Of all the facts that have emerged about last month’s two U.S. bank busts – the unanswered warning letters from regulators, the ignored interest-rate risk, the outsized levels of uninsured deposits – one data point in particular continues to stir deep-seated unease among finance officials: 36.
That’s roughly the number of hours it took Silicon Valley Bank (SVB) to go from a functioning regional lender to being seized by regulators after the fastest bank run in U.S. history saw $42 billion of deposits yanked in 24 hours, with another $100 billion queued for the door before the California-based bank was shut down.
Signature Bank’s failure took only marginally longer.
As regulators at the Federal Reserve and Federal Deposit Insurance Corporation prepare to release a pair of post-mortems on Friday that will lay out what went wrong, the staggering speed of the second- and third-largest U.S. bank failures ever remains a primary focus. Moreover, beyond whether the bank examiners could have been sharper-eyed or tougher-knuckled, the ongoing question of whether they could just have moved faster remains a central concern.
“The number 36 has just been, you know, branded in my brain,” Atlanta Fed President Raphael Bostic told Reuters earlier this month. “How should we be thinking about relationships given that speed? And how do we think about protocols given that speed?”
Indeed, even as officials put the finishing touches on the two reports, a real-life next test was emerging: First Republic Bank (FRC.N) this week reported more than a $100 billion plunge in deposits in the first quarter, sending its shares sliding to a record low and prompting speculation over the future of the 14th-largest U.S. bank.
Bostic, for one, was already gearing up for more. He said he has had conversations with banks in his region about the need for communication and familiarity with the tools they might need in such a circumstance, such as how to access the U.S. central bank’s emergency lending facilities.
“I think ultimately, we’ve all got to basically operate like we’re on yellow alert at all times,” he said.
The Fed’s report will focus on SVB, which regulators took over on March 10 after a failed emergency effort to raise capital helped trigger the deposit run.
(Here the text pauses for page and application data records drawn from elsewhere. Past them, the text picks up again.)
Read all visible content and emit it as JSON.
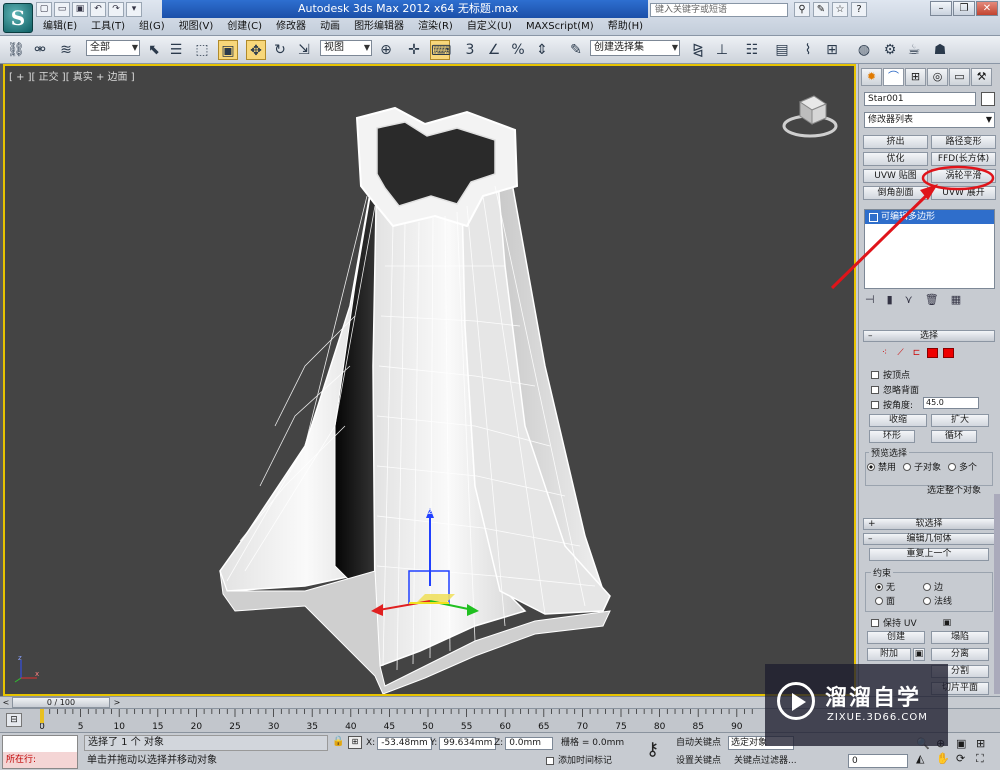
{
  "title_bar": {
    "app_logo": "S",
    "title": "Autodesk 3ds Max  2012 x64      无标题.max",
    "search_placeholder": "键入关键字或短语",
    "quick_access_icons": [
      "new-icon",
      "open-icon",
      "save-icon",
      "undo-icon",
      "redo-icon",
      "dropdown-icon"
    ],
    "help_icons": [
      "binoculars-icon",
      "tools-icon",
      "star-icon",
      "help-icon"
    ],
    "window_controls": [
      "minimize-icon",
      "restore-icon",
      "close-icon"
    ]
  },
  "menu": [
    "编辑(E)",
    "工具(T)",
    "组(G)",
    "视图(V)",
    "创建(C)",
    "修改器",
    "动画",
    "图形编辑器",
    "渲染(R)",
    "自定义(U)",
    "MAXScript(M)",
    "帮助(H)"
  ],
  "toolbar": {
    "selection_filter": "全部",
    "reference_coord": "视图",
    "named_selection": "创建选择集",
    "snap_labels": [
      "3",
      "%"
    ]
  },
  "viewport": {
    "label": "[ + ][ 正交 ][ 真实 + 边面 ]",
    "gizmo_axis_label": "z",
    "tripod_labels": [
      "z",
      "x"
    ]
  },
  "command_panel": {
    "tabs": [
      "create-tab",
      "modify-tab",
      "hierarchy-tab",
      "motion-tab",
      "display-tab",
      "utilities-tab"
    ],
    "object_name": "Star001",
    "modifier_list": "修改器列表",
    "modifier_buttons": [
      "挤出",
      "路径变形",
      "优化",
      "FFD(长方体)",
      "UVW 贴图",
      "涡轮平滑",
      "倒角剖面",
      "UVW 展开"
    ],
    "stack_item": "可编辑多边形",
    "selection_rollout": {
      "title": "选择",
      "by_vertex": "按顶点",
      "ignore_backfacing": "忽略背面",
      "by_angle": "按角度:",
      "angle_value": "45.0",
      "shrink": "收缩",
      "grow": "扩大",
      "ring": "环形",
      "loop": "循环",
      "preview_title": "预览选择",
      "preview_options": [
        "禁用",
        "子对象",
        "多个"
      ],
      "whole_object": "选定整个对象"
    },
    "soft_selection_title": "软选择",
    "edit_geometry": {
      "title": "编辑几何体",
      "repeat_last": "重复上一个",
      "constraints_title": "约束",
      "constraint_options": [
        "无",
        "边",
        "面",
        "法线"
      ],
      "preserve_uv": "保持 UV",
      "create": "创建",
      "collapse": "塌陷",
      "attach": "附加",
      "detach": "分离",
      "slice_plane": "切片平面",
      "split": "分割",
      "cut": "切割"
    }
  },
  "timeline": {
    "frame_display": "0 / 100",
    "ticks": [
      0,
      5,
      10,
      15,
      20,
      25,
      30,
      35,
      40,
      45,
      50,
      55,
      60,
      65,
      70,
      75,
      80,
      85,
      90
    ]
  },
  "status": {
    "maxscript_label": "所在行:",
    "selection_status": "选择了 1 个 对象",
    "prompt": "单击并拖动以选择并移动对象",
    "x_label": "X:",
    "x_value": "-53.48mm",
    "y_label": "Y:",
    "y_value": "99.634mm",
    "z_label": "Z:",
    "z_value": "0.0mm",
    "grid": "栅格 = 0.0mm",
    "add_time_tag": "添加时间标记",
    "auto_key": "自动关键点",
    "set_key": "设置关键点",
    "selected_dropdown": "选定对象",
    "key_filters": "关键点过滤器...",
    "frame_value": "0"
  },
  "watermark": {
    "title": "溜溜自学",
    "url": "ZIXUE.3D66.COM"
  },
  "colors": {
    "viewport_bg": "#444444",
    "viewport_border": "#e7c300",
    "selection_blue": "#2f6ecb",
    "annotation_red": "#e0141a",
    "title_blue": "#1b4fa8"
  }
}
Fed Vice Chair for Supervision Michael Barr has said the review will include policy recommendations, as well as confidential supervisory information that is not usually made public.
“I think that any time you have a bank failure like this, bank management clearly failed, supervisors failed and our regulatory system failed,” Barr told U.S. lawmakers in a hearing in March.
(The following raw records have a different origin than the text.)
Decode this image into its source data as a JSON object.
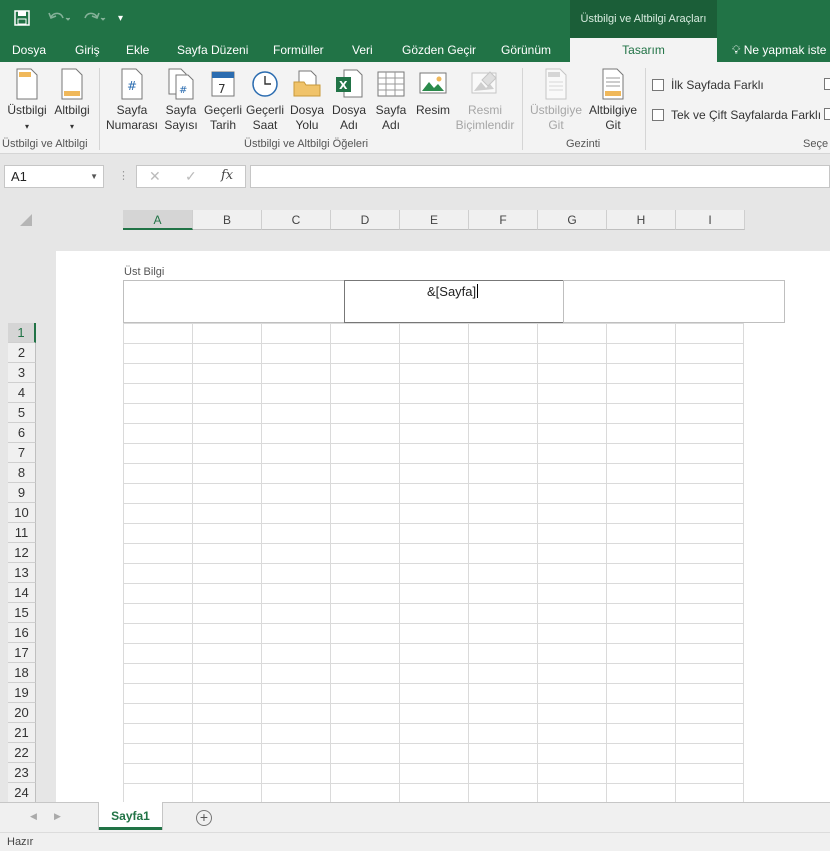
{
  "quick_access": {
    "save": "save-icon",
    "undo": "undo-icon",
    "redo": "redo-icon",
    "more": "▾"
  },
  "context_tab_title": "Üstbilgi ve Altbilgi Araçları",
  "tabs": [
    "Dosya",
    "Giriş",
    "Ekle",
    "Sayfa Düzeni",
    "Formüller",
    "Veri",
    "Gözden Geçir",
    "Görünüm",
    "Tasarım"
  ],
  "tell_me": "Ne yapmak iste",
  "ribbon": {
    "group1": {
      "label": "Üstbilgi ve Altbilgi",
      "buttons": [
        "Üstbilgi",
        "Altbilgi"
      ]
    },
    "group2": {
      "label": "Üstbilgi ve Altbilgi Öğeleri",
      "buttons": [
        {
          "l1": "Sayfa",
          "l2": "Numarası"
        },
        {
          "l1": "Sayfa",
          "l2": "Sayısı"
        },
        {
          "l1": "Geçerli",
          "l2": "Tarih"
        },
        {
          "l1": "Geçerli",
          "l2": "Saat"
        },
        {
          "l1": "Dosya",
          "l2": "Yolu"
        },
        {
          "l1": "Dosya",
          "l2": "Adı"
        },
        {
          "l1": "Sayfa",
          "l2": "Adı"
        },
        {
          "l1": "Resim",
          "l2": ""
        },
        {
          "l1": "Resmi",
          "l2": "Biçimlendir"
        }
      ]
    },
    "group3": {
      "label": "Gezinti",
      "buttons": [
        {
          "l1": "Üstbilgiye",
          "l2": "Git"
        },
        {
          "l1": "Altbilgiye",
          "l2": "Git"
        }
      ]
    },
    "options": {
      "first_page": "İlk Sayfada Farklı",
      "odd_even": "Tek ve Çift Sayfalarda Farklı",
      "group_label": "Seçe"
    }
  },
  "formula_bar": {
    "name_box": "A1",
    "cancel": "✕",
    "enter": "✓",
    "fx": "fx",
    "value": ""
  },
  "columns": [
    "A",
    "B",
    "C",
    "D",
    "E",
    "F",
    "G",
    "H",
    "I"
  ],
  "rows": [
    "1",
    "2",
    "3",
    "4",
    "5",
    "6",
    "7",
    "8",
    "9",
    "10",
    "11",
    "12",
    "13",
    "14",
    "15",
    "16",
    "17",
    "18",
    "19",
    "20",
    "21",
    "22",
    "23",
    "24"
  ],
  "header_area": {
    "label": "Üst Bilgi",
    "center_text": "&[Sayfa]"
  },
  "sheet_tabs": [
    "Sayfa1"
  ],
  "add_sheet": "+",
  "status": "Hazır",
  "colors": {
    "accent": "#217346",
    "context": "#1b5e38"
  }
}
The FDIC’s report on the supervision of New York-based Signature Bank, which was closed a couple of days after SVB, is also due on Friday.
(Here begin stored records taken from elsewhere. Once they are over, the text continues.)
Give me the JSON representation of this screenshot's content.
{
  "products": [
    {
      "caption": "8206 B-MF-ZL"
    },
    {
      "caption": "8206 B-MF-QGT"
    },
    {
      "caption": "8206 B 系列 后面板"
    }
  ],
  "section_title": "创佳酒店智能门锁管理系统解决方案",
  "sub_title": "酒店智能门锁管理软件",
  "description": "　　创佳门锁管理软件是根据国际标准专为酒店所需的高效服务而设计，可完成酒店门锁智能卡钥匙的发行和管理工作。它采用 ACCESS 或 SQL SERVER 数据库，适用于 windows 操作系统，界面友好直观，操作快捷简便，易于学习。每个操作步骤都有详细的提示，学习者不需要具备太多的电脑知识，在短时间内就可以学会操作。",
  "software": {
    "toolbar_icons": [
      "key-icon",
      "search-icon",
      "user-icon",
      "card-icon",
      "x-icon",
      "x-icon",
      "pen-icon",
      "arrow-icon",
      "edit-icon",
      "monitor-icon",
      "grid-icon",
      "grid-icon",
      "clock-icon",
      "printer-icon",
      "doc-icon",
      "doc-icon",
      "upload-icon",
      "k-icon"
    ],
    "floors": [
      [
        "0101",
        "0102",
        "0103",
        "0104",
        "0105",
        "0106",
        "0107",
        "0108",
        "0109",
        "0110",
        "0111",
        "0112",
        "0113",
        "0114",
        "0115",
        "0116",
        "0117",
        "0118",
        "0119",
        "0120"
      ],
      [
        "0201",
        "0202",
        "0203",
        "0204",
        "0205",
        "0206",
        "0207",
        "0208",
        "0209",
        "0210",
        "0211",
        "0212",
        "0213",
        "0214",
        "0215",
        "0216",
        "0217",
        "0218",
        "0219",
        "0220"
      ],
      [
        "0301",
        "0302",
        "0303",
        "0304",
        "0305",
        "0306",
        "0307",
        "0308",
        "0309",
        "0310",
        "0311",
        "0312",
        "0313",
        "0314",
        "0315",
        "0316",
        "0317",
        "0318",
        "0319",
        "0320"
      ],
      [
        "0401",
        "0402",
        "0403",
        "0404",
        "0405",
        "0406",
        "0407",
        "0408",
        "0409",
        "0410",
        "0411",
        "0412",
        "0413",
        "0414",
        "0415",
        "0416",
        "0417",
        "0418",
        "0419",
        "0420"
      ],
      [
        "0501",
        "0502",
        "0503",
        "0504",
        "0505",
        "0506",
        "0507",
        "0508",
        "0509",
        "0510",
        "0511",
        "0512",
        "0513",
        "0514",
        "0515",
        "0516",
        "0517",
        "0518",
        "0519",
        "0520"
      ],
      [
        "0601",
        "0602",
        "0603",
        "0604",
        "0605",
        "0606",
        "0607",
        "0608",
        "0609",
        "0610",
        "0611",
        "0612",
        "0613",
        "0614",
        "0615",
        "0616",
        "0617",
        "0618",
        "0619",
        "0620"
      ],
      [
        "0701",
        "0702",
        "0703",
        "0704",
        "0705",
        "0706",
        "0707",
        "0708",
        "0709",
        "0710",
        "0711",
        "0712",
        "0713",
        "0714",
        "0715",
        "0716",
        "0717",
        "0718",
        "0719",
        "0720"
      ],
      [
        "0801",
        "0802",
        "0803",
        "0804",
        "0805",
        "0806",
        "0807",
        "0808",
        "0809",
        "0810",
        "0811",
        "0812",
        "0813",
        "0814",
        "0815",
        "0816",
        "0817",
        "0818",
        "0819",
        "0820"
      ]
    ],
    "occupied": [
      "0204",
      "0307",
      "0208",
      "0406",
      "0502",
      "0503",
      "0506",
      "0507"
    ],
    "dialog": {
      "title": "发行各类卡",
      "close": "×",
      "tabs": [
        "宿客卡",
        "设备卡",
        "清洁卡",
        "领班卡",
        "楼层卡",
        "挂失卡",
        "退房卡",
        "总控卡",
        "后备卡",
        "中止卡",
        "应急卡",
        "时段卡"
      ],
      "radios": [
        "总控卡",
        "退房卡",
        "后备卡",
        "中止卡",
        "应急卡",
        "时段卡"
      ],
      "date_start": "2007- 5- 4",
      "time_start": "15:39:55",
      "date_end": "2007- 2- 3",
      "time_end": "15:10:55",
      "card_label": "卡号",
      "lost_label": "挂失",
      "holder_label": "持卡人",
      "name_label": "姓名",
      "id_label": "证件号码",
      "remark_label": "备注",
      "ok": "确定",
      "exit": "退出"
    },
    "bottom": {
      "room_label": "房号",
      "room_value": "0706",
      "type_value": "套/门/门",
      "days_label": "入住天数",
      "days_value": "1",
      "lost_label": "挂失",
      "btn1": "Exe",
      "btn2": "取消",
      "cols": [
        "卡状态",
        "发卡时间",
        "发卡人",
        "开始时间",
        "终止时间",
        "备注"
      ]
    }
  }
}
A separate report on the deposit insurance system that FDIC Chair Martin Gruenberg has said will include a rundown of potential reforms is expected by Monday.
The supervisory regime at both regulators is under scrutiny from lawmakers on both sides of the aisle who have questioned why bank examiners weren’t more aggressive in pursuing fixes at the failed banks.
“The supervisors tend to be the skunks at the party – they are the ones who point out what the deficiencies are,” Sarah Bloom Raskin, a former Fed governor, said at an event held by the Peterson Institute for International Economics on Wednesday.
“It appears that there was really a lack of urgency in escalating this through the supervisory channel … That lack of follow-through needs to be examined,” she said.
Some policymakers have argued that rules relaxing the strictest oversight for firms holding between $100 billion and $250 billion in assets, which included SVB and Signature, are also in part to blame.
“The lessons (from the reports) aren’t going to be, how to identify the next SVB,” said Kathryn Judge, a professor at Columbia Law School. “It’s how do we allow a bank whose failure threatened the financial system to persist without being subject to more aggressive intervention?”
Daniel Tarullo, who headed supervision and regulation at the Fed until 2017, said the correct policy fixes will depend on how much of the blame for the failures is due to the banks’ particularities – far higher proportions of uninsured deposits than is the norm, along with large holdings of long-term securities that lost value as short-term interest rates rose.
“One thing for certain … this was a very significant supervisory failure,” Tarullo said at the Peterson Institute for International Economics event on Wednesday.
If the banks’ failures and speed with which they occurred are seen as more of a “canary in the coal mine” for problems that could crop up more frequently in the future, bigger changes in the regulatory regime may be needed, he said.